= Beginning of Section =

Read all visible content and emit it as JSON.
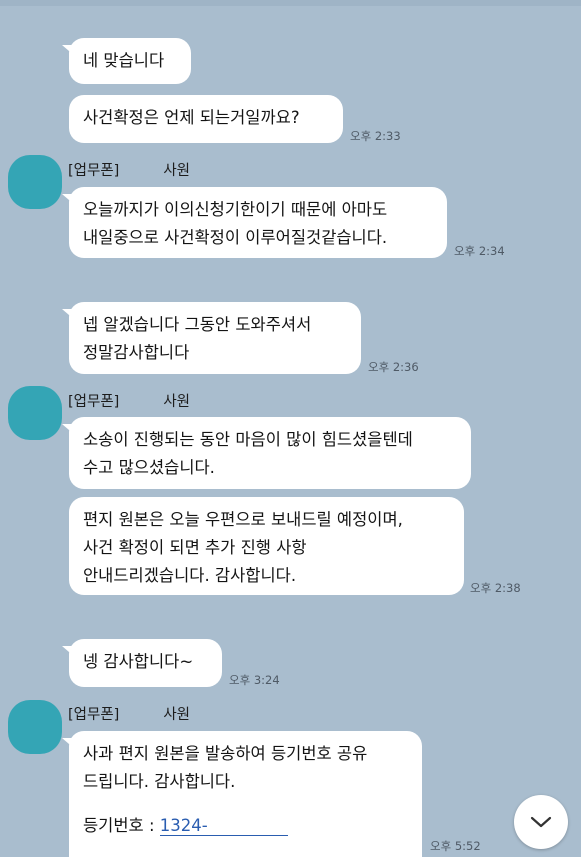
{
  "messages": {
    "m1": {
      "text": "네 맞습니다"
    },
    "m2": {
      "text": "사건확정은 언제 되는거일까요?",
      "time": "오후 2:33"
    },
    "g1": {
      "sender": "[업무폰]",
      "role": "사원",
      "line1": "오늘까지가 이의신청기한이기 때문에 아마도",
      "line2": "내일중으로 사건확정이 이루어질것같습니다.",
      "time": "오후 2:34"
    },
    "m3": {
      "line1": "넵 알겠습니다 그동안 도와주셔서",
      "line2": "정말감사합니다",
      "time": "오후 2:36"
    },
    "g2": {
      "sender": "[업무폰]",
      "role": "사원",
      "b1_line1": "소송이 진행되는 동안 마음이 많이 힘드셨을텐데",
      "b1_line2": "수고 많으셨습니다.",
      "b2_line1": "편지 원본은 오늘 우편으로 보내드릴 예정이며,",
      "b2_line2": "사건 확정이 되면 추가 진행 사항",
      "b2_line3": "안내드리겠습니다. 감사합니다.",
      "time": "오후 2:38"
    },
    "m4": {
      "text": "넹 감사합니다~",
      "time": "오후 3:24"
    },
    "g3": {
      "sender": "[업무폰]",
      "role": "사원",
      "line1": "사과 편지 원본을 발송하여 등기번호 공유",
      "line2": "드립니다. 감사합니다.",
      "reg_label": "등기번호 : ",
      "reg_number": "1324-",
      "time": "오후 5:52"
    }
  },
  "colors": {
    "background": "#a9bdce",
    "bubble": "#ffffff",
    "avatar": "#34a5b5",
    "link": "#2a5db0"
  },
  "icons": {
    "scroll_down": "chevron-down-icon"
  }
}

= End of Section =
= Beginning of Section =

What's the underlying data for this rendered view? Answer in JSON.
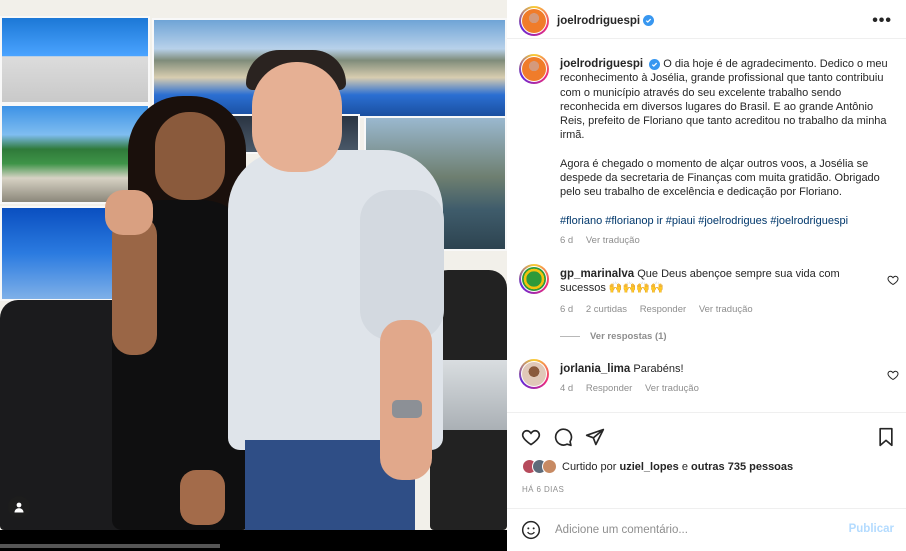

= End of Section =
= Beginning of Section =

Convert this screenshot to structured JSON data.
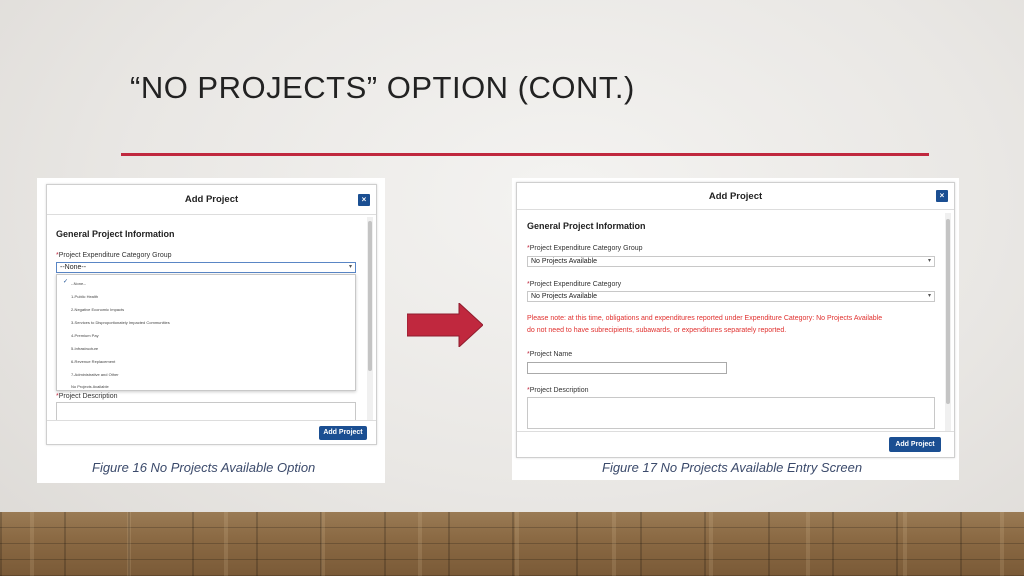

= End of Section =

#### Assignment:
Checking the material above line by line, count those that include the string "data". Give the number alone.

#### Written solution:
2